WHAT TO PRODUCE
Select, from the material below, each line with "data" in it.
START ENTRIES SHOWN
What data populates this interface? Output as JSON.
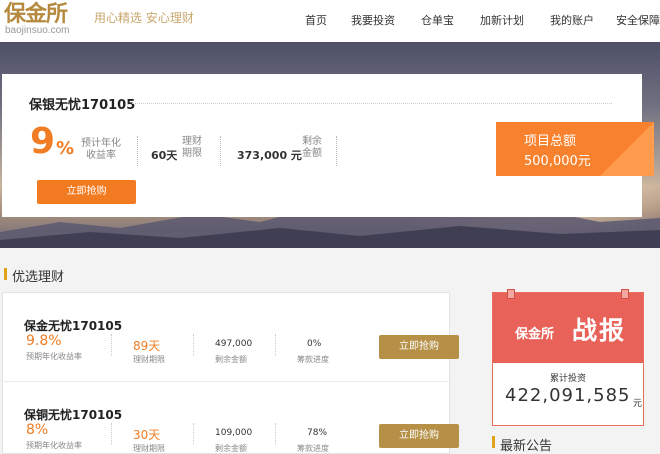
{
  "header": {
    "logo_main": "保金所",
    "logo_sub": "baojinsuo.com",
    "slogan": "用心精选 安心理财",
    "nav": [
      "首页",
      "我要投资",
      "仓单宝",
      "加新计划",
      "我的账户",
      "安全保障"
    ]
  },
  "hero": {
    "product_name": "保银无忧170105",
    "rate_value": "9",
    "rate_unit": "%",
    "rate_label": "预计年化收益率",
    "term_value": "60天",
    "term_label": "理财期限",
    "remain_value": "373,000 元",
    "remain_label": "剩余金额",
    "buy_label": "立即抢购",
    "total_label": "项目总额",
    "total_value": "500,000元"
  },
  "section": {
    "title": "优选理财"
  },
  "products": [
    {
      "name": "保金无忧170105",
      "rate": "9.8%",
      "rate_label": "预期年化收益率",
      "term": "89天",
      "term_label": "理财期限",
      "remain": "497,000",
      "remain_label": "剩余金额",
      "progress": "0%",
      "progress_label": "筹款进度",
      "buy_label": "立即抢购"
    },
    {
      "name": "保铜无忧170105",
      "rate": "8%",
      "rate_label": "预期年化收益率",
      "term": "30天",
      "term_label": "理财期限",
      "remain": "109,000",
      "remain_label": "剩余金额",
      "progress": "78%",
      "progress_label": "筹款进度",
      "buy_label": "立即抢购"
    }
  ],
  "report": {
    "brand": "保金所",
    "title": "战报",
    "label": "累计投资",
    "value": "422,091,585",
    "unit": "元"
  },
  "news": {
    "title": "最新公告"
  },
  "colors": {
    "accent_orange": "#f27a20",
    "gold": "#b59046",
    "report_red": "#e8625a"
  }
}
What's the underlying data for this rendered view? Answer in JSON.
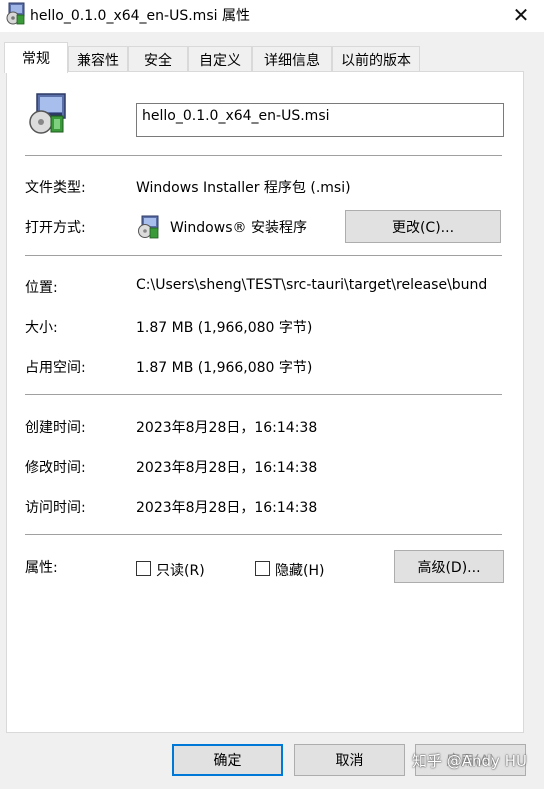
{
  "window": {
    "title": "hello_0.1.0_x64_en-US.msi 属性",
    "close_glyph": "✕"
  },
  "tabs": [
    {
      "label": "常规",
      "active": true
    },
    {
      "label": "兼容性"
    },
    {
      "label": "安全"
    },
    {
      "label": "自定义"
    },
    {
      "label": "详细信息"
    },
    {
      "label": "以前的版本"
    }
  ],
  "general": {
    "filename": "hello_0.1.0_x64_en-US.msi",
    "file_type_label": "文件类型:",
    "file_type_value": "Windows Installer 程序包 (.msi)",
    "open_with_label": "打开方式:",
    "open_with_value": "Windows® 安装程序",
    "change_button": "更改(C)...",
    "location_label": "位置:",
    "location_value": "C:\\Users\\sheng\\TEST\\src-tauri\\target\\release\\bund",
    "size_label": "大小:",
    "size_value": "1.87 MB (1,966,080 字节)",
    "size_on_disk_label": "占用空间:",
    "size_on_disk_value": "1.87 MB (1,966,080 字节)",
    "created_label": "创建时间:",
    "created_value": "2023年8月28日，16:14:38",
    "modified_label": "修改时间:",
    "modified_value": "2023年8月28日，16:14:38",
    "accessed_label": "访问时间:",
    "accessed_value": "2023年8月28日，16:14:38",
    "attributes_label": "属性:",
    "readonly_label": "只读(R)",
    "readonly_checked": false,
    "hidden_label": "隐藏(H)",
    "hidden_checked": false,
    "advanced_button": "高级(D)..."
  },
  "footer": {
    "ok_button": "确定",
    "cancel_button": "取消",
    "apply_button": "应用(A)"
  },
  "watermark": "知乎 @Andy HU",
  "icons": {
    "installer": "msi-installer-icon",
    "close": "close-icon"
  },
  "colors": {
    "accent": "#0078d7",
    "panel_bg": "#ffffff",
    "window_bg": "#f0f0f0"
  }
}
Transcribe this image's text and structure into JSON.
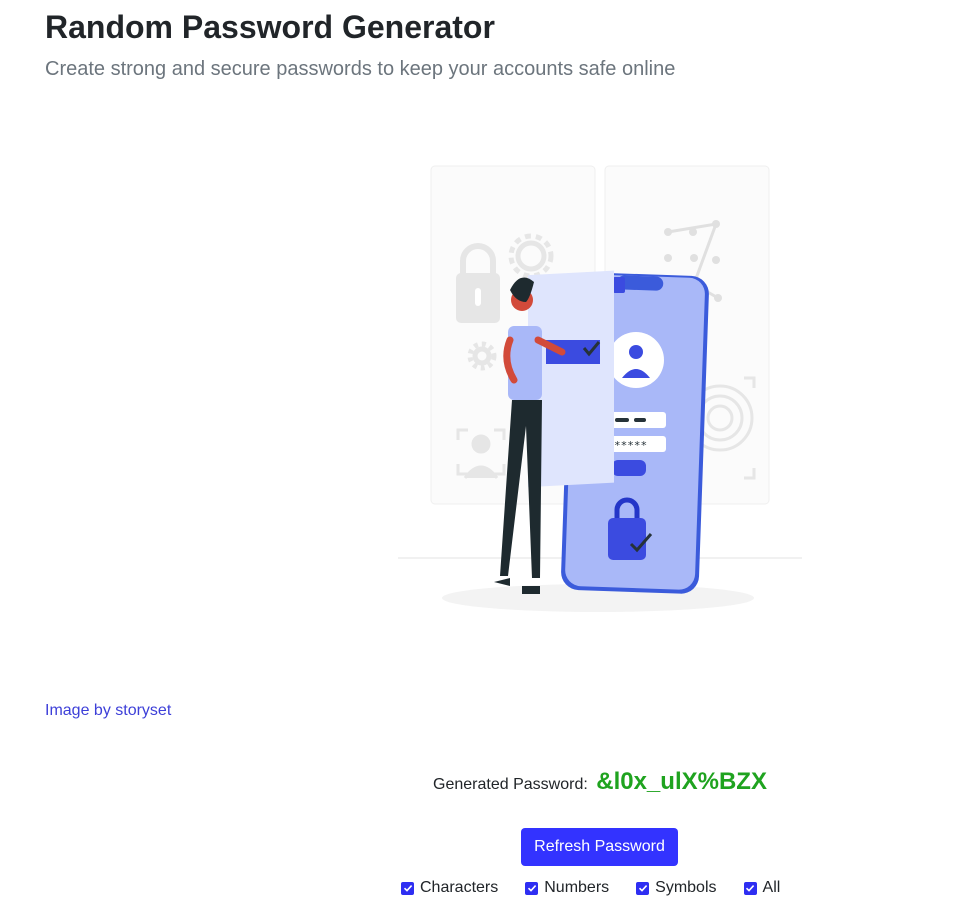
{
  "header": {
    "title": "Random Password Generator",
    "subtitle": "Create strong and secure passwords to keep your accounts safe online"
  },
  "illustration": {
    "icon": "password-security-illustration",
    "phone_password_mask": "*****"
  },
  "credit": {
    "label": "Image by storyset"
  },
  "result": {
    "label": "Generated Password:",
    "password": "&l0x_ulX%BZX"
  },
  "actions": {
    "refresh_label": "Refresh Password"
  },
  "options": [
    {
      "label": "Characters",
      "checked": true
    },
    {
      "label": "Numbers",
      "checked": true
    },
    {
      "label": "Symbols",
      "checked": true
    },
    {
      "label": "All",
      "checked": true
    }
  ],
  "colors": {
    "accent": "#3333ff",
    "password_text": "#1fa31f",
    "link": "#3d3fd8",
    "subtitle": "#6c757d"
  }
}
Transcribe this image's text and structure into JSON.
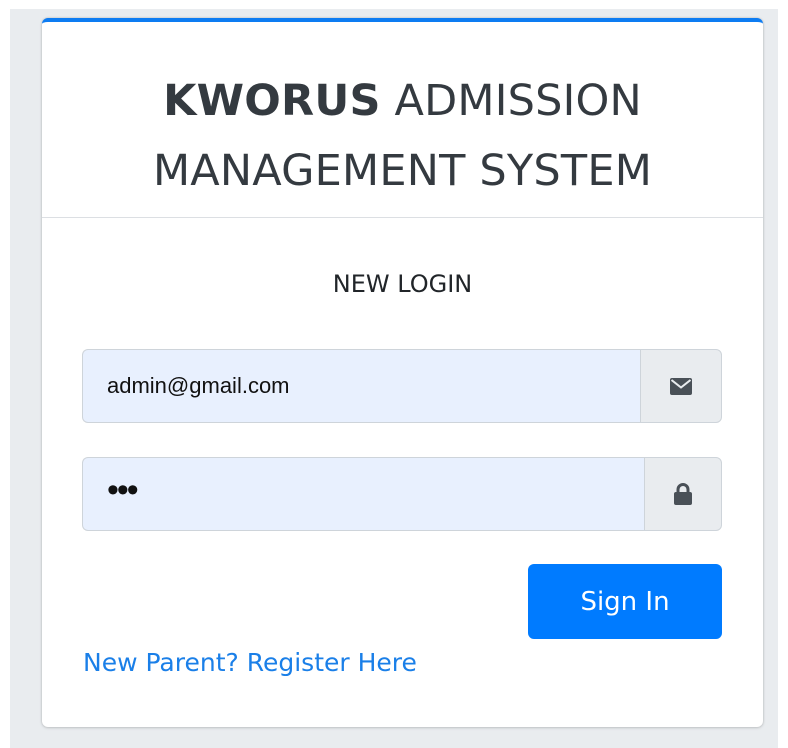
{
  "header": {
    "brand": "KWORUS",
    "title_rest": " ADMISSION",
    "title_line2": "MANAGEMENT SYSTEM"
  },
  "login": {
    "message": "NEW LOGIN",
    "email": {
      "value": "admin@gmail.com",
      "icon": "envelope-icon"
    },
    "password": {
      "value": "•••",
      "icon": "lock-icon"
    },
    "submit_label": "Sign In",
    "register_link": "New Parent? Register Here"
  },
  "colors": {
    "accent": "#007bff",
    "top_border": "#0d7cf2",
    "link": "#1a7fe8",
    "autofill_bg": "#e8f0fe",
    "addon_bg": "#e9ecef"
  }
}
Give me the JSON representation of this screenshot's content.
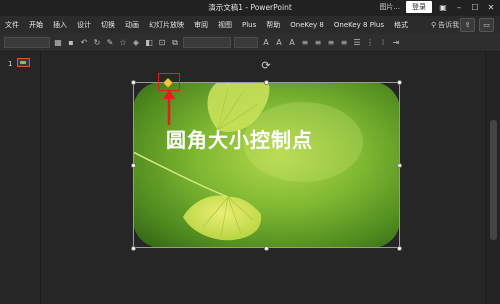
{
  "window": {
    "title": "演示文稿1  -  PowerPoint"
  },
  "titlebar": {
    "truncated_label": "图片...",
    "signin_label": "登录"
  },
  "menu": {
    "items": [
      "文件",
      "开始",
      "插入",
      "设计",
      "切换",
      "动画",
      "幻灯片放映",
      "审阅",
      "视图",
      "Plus",
      "帮助",
      "OneKey 8",
      "OneKey 8 Plus",
      "格式"
    ],
    "search_label": "告诉我"
  },
  "slides": {
    "current_number": "1"
  },
  "slide": {
    "caption": "圆角大小控制点"
  },
  "colors": {
    "annotation": "#e02020",
    "accent": "#e0552b"
  }
}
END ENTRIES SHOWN
TASK RESULT
What data populates this interface? Output as JSON.
What's the underlying data for this rendered view? Answer in JSON.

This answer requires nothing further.